Segment Start: Exercise data

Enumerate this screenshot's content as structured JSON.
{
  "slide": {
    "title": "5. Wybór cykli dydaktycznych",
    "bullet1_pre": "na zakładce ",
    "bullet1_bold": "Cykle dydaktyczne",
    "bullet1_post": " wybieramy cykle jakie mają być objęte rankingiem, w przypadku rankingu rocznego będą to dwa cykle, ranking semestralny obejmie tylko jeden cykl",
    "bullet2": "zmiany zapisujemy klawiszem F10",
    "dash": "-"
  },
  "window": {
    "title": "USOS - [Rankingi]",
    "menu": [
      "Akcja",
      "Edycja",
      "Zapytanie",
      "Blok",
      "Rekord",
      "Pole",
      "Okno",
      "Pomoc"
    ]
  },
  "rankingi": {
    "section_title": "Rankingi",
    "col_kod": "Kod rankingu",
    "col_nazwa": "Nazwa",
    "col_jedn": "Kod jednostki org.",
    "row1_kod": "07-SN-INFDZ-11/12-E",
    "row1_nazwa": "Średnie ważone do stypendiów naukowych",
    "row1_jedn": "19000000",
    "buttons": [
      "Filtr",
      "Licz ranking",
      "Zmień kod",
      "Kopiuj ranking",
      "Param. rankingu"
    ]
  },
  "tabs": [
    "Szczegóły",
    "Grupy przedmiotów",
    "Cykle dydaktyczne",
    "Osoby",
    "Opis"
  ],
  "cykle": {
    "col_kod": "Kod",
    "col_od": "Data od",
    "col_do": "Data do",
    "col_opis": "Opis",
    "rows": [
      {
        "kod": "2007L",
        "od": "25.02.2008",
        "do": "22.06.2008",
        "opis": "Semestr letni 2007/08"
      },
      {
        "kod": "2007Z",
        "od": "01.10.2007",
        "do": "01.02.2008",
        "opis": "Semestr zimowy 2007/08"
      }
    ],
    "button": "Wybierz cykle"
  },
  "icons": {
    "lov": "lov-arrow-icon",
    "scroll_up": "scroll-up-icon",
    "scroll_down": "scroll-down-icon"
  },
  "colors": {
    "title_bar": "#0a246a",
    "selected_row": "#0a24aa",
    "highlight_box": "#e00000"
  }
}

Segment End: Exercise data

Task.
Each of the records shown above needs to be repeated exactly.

Task output.
Enumerate this screenshot's content as structured JSON.
{
  "slide": {
    "title": "5. Wybór cykli dydaktycznych",
    "bullet1_pre": "na zakładce ",
    "bullet1_bold": "Cykle dydaktyczne",
    "bullet1_post": " wybieramy cykle jakie mają być objęte rankingiem, w przypadku rankingu rocznego będą to dwa cykle, ranking semestralny obejmie tylko jeden cykl",
    "bullet2": "zmiany zapisujemy klawiszem F10",
    "dash": "-"
  },
  "window": {
    "title": "USOS - [Rankingi]",
    "menu": [
      "Akcja",
      "Edycja",
      "Zapytanie",
      "Blok",
      "Rekord",
      "Pole",
      "Okno",
      "Pomoc"
    ]
  },
  "rankingi": {
    "section_title": "Rankingi",
    "col_kod": "Kod rankingu",
    "col_nazwa": "Nazwa",
    "col_jedn": "Kod jednostki org.",
    "row1_kod": "07-SN-INFDZ-11/12-E",
    "row1_nazwa": "Średnie ważone do stypendiów naukowych",
    "row1_jedn": "19000000",
    "buttons": [
      "Filtr",
      "Licz ranking",
      "Zmień kod",
      "Kopiuj ranking",
      "Param. rankingu"
    ]
  },
  "tabs": [
    "Szczegóły",
    "Grupy przedmiotów",
    "Cykle dydaktyczne",
    "Osoby",
    "Opis"
  ],
  "cykle": {
    "col_kod": "Kod",
    "col_od": "Data od",
    "col_do": "Data do",
    "col_opis": "Opis",
    "rows": [
      {
        "kod": "2007L",
        "od": "25.02.2008",
        "do": "22.06.2008",
        "opis": "Semestr letni 2007/08"
      },
      {
        "kod": "2007Z",
        "od": "01.10.2007",
        "do": "01.02.2008",
        "opis": "Semestr zimowy 2007/08"
      }
    ],
    "button": "Wybierz cykle"
  },
  "icons": {
    "lov": "lov-arrow-icon",
    "scroll_up": "scroll-up-icon",
    "scroll_down": "scroll-down-icon"
  },
  "colors": {
    "title_bar": "#0a246a",
    "selected_row": "#0a24aa",
    "highlight_box": "#e00000"
  }
}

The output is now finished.